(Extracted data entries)
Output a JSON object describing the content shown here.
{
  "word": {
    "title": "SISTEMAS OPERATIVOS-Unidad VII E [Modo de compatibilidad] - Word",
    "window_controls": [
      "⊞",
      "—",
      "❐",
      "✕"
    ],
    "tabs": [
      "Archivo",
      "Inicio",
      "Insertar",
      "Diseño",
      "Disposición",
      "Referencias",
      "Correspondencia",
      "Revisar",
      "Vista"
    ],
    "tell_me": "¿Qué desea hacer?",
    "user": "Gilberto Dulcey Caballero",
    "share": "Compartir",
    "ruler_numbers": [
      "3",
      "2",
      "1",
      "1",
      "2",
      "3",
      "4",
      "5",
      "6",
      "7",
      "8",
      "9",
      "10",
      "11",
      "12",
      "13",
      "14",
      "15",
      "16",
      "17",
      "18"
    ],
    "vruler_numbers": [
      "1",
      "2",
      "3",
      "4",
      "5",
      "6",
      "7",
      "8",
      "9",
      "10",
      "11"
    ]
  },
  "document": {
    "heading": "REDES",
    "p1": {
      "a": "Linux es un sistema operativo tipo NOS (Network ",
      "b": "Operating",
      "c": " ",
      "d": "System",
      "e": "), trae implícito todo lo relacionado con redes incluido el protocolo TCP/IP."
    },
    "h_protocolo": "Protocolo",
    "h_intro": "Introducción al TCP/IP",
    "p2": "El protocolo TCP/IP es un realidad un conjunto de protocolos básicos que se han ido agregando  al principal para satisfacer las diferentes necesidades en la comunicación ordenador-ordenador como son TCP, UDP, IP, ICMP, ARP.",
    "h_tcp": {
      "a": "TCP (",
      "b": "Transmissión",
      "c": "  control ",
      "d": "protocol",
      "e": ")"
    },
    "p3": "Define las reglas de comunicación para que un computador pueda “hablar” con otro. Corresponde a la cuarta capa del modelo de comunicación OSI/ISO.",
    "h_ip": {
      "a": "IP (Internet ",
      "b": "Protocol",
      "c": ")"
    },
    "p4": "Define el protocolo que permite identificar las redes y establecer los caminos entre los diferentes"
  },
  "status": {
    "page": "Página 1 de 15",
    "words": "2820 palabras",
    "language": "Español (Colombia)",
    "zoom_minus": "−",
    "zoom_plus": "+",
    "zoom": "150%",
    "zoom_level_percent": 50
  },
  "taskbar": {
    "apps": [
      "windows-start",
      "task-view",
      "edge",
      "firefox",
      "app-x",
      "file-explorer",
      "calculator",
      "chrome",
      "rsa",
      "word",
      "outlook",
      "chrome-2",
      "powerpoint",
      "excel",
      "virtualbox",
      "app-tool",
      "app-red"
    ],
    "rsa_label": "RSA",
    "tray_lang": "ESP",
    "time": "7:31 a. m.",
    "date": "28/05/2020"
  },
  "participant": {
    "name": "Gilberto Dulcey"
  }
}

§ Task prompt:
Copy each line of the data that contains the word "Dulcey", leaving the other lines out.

§ Written reply:
    "user": "Gilberto Dulcey Caballero",
    "name": "Gilberto Dulcey"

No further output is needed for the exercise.